Cleveland store owners fight shutdown due to neighborhood drug activity – News 5 Cleveland WEWS
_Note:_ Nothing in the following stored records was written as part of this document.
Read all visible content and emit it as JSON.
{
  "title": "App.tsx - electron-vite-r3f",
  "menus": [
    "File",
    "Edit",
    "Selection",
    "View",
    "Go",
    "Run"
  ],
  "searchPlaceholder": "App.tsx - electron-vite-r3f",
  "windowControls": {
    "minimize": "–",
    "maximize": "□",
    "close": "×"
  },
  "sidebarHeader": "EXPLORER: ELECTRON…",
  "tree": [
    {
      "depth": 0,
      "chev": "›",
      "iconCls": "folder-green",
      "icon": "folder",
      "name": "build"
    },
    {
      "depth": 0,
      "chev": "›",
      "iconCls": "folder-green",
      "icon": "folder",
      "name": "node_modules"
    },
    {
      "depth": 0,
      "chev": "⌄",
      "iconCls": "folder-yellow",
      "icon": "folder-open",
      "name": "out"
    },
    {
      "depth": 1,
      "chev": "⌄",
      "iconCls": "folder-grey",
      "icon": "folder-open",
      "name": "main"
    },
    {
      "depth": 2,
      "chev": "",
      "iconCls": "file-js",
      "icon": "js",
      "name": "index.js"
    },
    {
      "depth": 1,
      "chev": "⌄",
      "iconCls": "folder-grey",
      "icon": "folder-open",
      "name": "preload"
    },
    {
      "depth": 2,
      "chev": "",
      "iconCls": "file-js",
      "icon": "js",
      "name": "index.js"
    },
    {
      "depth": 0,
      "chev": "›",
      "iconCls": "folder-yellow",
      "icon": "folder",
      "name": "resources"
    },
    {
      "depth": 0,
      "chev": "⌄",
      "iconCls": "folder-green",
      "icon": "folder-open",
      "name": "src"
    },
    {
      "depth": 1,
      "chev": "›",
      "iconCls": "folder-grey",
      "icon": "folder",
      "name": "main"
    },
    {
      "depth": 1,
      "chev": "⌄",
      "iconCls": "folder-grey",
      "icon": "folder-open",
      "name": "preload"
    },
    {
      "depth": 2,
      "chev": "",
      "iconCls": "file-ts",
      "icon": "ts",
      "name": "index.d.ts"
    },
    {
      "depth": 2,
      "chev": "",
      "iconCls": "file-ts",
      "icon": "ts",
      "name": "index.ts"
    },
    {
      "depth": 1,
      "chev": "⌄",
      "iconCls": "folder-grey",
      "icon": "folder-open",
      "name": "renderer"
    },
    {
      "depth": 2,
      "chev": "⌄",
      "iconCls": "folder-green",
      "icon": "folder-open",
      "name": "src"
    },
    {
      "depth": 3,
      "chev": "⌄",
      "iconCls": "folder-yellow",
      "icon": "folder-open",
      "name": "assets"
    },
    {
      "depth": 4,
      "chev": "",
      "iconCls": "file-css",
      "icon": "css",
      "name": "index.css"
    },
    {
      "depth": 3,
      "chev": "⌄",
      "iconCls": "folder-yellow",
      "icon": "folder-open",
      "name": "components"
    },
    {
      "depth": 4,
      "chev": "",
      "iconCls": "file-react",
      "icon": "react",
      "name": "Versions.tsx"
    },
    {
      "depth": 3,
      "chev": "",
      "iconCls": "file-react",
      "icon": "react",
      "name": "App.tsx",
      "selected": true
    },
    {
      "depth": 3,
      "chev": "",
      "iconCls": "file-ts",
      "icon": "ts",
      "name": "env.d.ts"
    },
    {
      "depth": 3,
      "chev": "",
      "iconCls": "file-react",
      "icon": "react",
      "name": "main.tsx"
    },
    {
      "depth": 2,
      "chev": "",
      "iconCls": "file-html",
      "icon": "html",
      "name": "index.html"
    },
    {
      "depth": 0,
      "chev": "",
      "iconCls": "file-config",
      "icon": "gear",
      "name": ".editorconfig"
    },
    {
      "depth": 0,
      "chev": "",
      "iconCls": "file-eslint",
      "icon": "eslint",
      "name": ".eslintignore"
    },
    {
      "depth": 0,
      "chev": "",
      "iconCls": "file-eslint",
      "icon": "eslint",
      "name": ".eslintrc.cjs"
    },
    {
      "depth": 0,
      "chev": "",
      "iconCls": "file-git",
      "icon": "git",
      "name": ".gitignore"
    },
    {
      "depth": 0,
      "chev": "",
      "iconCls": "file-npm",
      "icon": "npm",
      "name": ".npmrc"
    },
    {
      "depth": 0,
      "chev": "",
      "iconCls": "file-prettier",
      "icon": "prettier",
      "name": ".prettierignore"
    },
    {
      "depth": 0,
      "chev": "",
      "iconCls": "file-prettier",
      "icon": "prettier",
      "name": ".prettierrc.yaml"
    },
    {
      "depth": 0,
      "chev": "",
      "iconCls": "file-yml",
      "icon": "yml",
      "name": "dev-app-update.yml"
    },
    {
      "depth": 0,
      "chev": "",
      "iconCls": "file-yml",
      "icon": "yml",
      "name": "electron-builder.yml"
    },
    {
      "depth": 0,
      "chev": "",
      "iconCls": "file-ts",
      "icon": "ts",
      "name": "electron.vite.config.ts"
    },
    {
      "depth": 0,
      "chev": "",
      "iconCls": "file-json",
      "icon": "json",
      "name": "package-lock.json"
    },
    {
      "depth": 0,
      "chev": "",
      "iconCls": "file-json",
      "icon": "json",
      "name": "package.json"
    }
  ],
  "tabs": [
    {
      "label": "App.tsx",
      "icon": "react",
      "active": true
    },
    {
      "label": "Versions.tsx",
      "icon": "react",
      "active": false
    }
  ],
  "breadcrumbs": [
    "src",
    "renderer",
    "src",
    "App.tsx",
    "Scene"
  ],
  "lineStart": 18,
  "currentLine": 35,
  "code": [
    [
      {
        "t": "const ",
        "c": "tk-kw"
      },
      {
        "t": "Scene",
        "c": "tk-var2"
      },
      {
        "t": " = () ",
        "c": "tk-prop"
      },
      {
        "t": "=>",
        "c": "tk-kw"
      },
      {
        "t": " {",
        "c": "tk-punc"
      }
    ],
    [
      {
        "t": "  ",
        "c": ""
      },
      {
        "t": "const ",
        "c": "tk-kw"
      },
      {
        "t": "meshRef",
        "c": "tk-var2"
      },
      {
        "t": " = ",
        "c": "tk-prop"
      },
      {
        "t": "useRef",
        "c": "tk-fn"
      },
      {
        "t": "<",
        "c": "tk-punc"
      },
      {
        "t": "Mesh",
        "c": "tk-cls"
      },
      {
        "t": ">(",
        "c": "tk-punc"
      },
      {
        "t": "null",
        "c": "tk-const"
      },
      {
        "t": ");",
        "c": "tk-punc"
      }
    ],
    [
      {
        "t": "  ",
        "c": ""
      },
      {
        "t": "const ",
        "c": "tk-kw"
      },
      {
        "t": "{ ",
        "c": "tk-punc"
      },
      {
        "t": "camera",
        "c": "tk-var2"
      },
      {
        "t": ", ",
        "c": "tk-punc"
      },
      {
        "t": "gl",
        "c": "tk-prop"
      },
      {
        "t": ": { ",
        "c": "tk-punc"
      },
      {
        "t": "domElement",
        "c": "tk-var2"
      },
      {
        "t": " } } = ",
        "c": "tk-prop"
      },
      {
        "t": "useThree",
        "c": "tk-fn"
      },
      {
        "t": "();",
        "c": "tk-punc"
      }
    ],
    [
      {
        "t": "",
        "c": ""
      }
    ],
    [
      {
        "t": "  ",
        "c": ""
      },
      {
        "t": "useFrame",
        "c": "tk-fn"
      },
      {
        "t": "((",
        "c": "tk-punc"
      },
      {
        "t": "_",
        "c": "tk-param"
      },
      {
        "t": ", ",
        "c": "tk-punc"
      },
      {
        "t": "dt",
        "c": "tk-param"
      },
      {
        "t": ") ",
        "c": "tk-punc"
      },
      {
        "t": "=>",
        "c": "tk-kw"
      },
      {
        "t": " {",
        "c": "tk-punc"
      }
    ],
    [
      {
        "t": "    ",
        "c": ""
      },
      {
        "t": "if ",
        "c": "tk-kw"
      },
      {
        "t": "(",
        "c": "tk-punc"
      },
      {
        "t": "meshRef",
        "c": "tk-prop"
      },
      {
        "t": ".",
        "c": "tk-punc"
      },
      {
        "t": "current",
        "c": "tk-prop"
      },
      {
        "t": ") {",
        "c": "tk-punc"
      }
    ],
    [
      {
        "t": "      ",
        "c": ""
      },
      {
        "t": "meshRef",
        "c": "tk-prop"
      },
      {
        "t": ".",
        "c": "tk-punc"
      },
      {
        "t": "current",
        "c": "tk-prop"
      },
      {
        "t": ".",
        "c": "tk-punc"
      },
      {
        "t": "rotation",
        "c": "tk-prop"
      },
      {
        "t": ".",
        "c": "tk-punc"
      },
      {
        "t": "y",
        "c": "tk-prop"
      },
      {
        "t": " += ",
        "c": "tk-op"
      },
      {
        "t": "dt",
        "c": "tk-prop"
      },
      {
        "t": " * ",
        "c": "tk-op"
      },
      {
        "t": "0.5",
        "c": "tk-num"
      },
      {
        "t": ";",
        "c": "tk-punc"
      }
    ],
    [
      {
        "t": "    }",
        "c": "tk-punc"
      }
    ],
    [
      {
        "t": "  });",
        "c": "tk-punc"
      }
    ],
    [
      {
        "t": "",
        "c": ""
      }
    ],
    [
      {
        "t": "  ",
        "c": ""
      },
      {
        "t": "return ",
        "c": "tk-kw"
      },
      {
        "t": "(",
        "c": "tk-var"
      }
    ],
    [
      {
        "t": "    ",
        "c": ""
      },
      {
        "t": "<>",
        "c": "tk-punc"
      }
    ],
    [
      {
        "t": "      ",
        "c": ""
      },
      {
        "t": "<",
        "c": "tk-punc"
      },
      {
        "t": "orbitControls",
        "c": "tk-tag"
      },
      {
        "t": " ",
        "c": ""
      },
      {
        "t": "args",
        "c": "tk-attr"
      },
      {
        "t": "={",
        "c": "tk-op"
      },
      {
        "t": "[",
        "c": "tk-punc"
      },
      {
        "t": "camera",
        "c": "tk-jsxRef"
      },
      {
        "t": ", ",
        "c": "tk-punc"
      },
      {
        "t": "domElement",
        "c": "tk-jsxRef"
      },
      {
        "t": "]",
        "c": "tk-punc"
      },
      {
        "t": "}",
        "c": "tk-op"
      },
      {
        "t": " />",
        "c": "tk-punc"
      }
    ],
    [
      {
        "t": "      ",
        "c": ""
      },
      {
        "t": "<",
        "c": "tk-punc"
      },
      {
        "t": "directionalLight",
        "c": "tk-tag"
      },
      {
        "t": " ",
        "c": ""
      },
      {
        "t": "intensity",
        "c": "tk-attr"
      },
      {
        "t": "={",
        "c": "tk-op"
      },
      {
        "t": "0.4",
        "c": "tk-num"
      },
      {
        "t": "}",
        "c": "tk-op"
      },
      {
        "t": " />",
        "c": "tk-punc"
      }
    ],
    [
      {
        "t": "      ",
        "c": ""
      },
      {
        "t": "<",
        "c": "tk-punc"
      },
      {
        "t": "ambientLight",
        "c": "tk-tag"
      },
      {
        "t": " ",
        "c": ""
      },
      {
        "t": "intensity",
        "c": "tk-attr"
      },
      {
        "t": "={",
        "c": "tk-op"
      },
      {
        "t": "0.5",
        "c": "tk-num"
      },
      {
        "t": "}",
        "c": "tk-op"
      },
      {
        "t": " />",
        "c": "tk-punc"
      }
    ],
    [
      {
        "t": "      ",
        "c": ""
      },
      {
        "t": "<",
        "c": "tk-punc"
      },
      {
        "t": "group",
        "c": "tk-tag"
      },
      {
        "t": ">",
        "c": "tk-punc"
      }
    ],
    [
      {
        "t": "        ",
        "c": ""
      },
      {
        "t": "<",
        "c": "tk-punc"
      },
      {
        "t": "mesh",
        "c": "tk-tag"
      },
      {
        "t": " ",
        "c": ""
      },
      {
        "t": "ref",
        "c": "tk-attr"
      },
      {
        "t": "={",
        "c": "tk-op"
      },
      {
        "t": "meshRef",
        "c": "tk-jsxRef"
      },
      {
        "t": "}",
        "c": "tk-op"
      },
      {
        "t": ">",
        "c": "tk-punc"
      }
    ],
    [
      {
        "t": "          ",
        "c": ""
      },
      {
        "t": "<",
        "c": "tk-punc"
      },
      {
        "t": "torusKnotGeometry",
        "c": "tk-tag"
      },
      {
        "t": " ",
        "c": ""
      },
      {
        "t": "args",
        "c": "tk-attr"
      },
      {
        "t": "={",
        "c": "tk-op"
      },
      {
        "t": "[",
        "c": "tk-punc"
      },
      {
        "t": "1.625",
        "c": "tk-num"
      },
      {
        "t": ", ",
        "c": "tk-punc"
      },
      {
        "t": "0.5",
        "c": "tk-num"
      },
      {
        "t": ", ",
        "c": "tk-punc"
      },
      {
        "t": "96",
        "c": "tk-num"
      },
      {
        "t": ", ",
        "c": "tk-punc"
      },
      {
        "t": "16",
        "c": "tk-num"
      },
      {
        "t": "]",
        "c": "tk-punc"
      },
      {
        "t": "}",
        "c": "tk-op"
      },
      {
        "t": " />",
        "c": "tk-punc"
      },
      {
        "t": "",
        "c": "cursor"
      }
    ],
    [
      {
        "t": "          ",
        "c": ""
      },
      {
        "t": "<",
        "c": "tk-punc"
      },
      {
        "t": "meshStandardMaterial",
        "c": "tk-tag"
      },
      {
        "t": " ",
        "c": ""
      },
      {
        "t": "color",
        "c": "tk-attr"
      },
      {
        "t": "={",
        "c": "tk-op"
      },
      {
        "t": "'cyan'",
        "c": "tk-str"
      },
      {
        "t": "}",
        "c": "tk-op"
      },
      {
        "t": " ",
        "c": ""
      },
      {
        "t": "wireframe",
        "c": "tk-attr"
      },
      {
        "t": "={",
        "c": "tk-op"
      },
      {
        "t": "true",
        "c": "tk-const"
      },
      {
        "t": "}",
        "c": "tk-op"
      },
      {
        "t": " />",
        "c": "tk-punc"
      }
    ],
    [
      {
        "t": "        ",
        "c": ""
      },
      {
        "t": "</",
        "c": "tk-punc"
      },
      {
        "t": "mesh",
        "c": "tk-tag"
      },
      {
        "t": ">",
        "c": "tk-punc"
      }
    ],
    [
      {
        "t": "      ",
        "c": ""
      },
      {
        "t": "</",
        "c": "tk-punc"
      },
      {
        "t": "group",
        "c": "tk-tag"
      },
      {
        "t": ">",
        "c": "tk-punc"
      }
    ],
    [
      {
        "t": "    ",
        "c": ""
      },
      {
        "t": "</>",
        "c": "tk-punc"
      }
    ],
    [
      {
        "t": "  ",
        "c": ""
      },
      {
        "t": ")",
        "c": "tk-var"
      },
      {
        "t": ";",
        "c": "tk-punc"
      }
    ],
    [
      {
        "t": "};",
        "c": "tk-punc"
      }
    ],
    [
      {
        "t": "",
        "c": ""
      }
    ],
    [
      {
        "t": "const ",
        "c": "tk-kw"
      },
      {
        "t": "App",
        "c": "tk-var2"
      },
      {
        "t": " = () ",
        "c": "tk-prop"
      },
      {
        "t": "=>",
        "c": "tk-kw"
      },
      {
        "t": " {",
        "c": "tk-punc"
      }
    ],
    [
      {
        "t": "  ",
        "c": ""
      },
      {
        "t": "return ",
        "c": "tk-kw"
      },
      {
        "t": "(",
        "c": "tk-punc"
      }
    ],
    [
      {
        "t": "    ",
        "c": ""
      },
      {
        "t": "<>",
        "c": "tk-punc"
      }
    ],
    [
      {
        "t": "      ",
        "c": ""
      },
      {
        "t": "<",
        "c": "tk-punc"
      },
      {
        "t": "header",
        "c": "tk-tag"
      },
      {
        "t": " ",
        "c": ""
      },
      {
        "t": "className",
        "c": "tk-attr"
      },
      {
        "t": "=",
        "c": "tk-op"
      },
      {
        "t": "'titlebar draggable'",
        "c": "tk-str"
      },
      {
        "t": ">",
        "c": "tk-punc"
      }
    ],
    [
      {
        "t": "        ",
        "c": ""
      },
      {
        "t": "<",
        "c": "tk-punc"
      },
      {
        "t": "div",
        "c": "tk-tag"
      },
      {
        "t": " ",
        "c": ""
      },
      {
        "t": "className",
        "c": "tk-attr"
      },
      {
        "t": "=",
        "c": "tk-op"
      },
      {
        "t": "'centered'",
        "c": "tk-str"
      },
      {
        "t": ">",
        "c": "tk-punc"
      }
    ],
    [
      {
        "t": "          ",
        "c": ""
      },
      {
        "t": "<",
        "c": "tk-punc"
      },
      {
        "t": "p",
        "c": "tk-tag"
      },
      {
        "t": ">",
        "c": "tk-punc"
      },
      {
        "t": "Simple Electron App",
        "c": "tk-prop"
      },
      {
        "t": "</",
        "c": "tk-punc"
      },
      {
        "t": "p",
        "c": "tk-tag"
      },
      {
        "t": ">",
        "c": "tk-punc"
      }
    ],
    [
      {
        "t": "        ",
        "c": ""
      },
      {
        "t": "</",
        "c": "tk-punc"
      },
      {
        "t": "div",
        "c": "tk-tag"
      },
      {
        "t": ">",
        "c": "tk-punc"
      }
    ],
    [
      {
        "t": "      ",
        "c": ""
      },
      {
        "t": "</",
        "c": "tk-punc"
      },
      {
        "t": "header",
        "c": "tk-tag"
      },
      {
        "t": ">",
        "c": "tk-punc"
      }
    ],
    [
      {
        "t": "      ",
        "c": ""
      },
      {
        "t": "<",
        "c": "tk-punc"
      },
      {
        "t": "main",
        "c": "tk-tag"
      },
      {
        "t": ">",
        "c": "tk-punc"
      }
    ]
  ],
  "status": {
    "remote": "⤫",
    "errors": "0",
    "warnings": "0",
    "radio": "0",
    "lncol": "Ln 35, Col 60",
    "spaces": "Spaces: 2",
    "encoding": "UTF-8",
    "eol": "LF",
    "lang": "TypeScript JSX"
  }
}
Menu
CLEVELAND — Hilda and Sam Husien maintain they are unfairly being held responsible for illegal drug sales in Cleveland’s Detroit-Shoreway neighborhood, causing the city and Cuyahoga County Prosecutor to close their business as an alleged nuisance to public safety.
The city and Prosecutor Michael O’Malley moved forward on a restraining order on March 4, temporarily closing American Food Market and boarding up Abe’s Beauty Supply next door, both located on Detroit Avenue.
American Food Market owner Sam Husien told News 5 his store should not be held responsible for drug activity going on outside his store or in the parking lot. Husien said he’s helped Cleveland police over the past few years make drug arrests outside his business by providing crucial surveillance video.
“How can we be the cause of it, if no drug activity happens in the store, for 35-years we have never gotten in trouble with the police,” Husien said. “So they don’t want any drug activity, which I don’t blame them, we don’t want no drug activity around here either, but we can’t control that. We can control what’s inside the store, we can’t control what’s outside the store.”
Hilda Husien told News 5 permanently closing her store will hurt residents who need groceries and don’t have transportation to go to locations that are further away.
“Oh we are devastated, we didn’t know what else to do, these are our friends this is our neighborhood,” Husien said. “And the customers, we are very close to them, this is very convenient for them, why should we all be paying this price?”
“We’ve never had drug activity in the store, we’ve never had a robbery, we’ve never had anything wrong with our store. You know, how can we control what’s going on outside.”
But O’Malley told News 5 the Husien’s have had plenty of chances to play a significant role in curtailing drug activity on their property and in the Detroit-Shoreway neighborhood.
O’Malley cited the complaint filed against both businesses in Cuyahoga County Court and told News 5 Cleveland police have collected evidence that will prove both businesses are responsible for being a nuisance to public safety and playing a role in drug activity that’s led to multiple drug arrests over the past few years.
O’Malley said the city and the county need to more often use Cleveland’s nuisance law to address problem businesses across the city.
“This is an extreme measure that is used in very, very few cases,” O’Malley said. “We are going to aggressively pursue businesses that allow this type of activity to occur on their property.”
“You have open-air sales of drugs that infringes on the quality of life in that neighborhood and the safety of the residents. The fact that this is the first time that we’ve had to do this in our office with regard to this type of location tells a lot.”
O’Malley told News 5 he doesn’t believe the Husien’s are without fault when it comes to chronic drug activity.
“We do not believe that to be true, they could be doing more, and they should have been doing more, and this, quite frankly, should never have gotten to this point,” O’Malley said.
The complaint filed in Cuyahoga County Court states:
The case is set for a March 21 hearing before Cuyahoga County Judge Cassandra Collier-Williams, who could rule the businesses to be reopened or permanently closed.
News 5 learned this isn’t the first time the City of Cleveland has tried to take action against the American Food Market. The former Ward 15 Cleveland Councilmember told News 5 he made multiple attempts to get the liquor license of the business suspended by the State of Ohio over neighborhood issues allegedly caused by the food market. The Councilman said each time he reached a memorandum of understanding with the Husien’s about improvements but said each time the Husien’s didn’t follow the agreement.
Meanwhile, the Husien’s told News 5 they are prepared to make significant security upgrades if the court allows them to reopen and serve the community.
“Well, I wish that they will let us open on the March 21 to serve the community and to go back to work,” Sam Husien said. “To us, it’s very devastating, we feel very bad, we’ve always tried to help the community.”

source

Add a Comment

Your email address will not be published.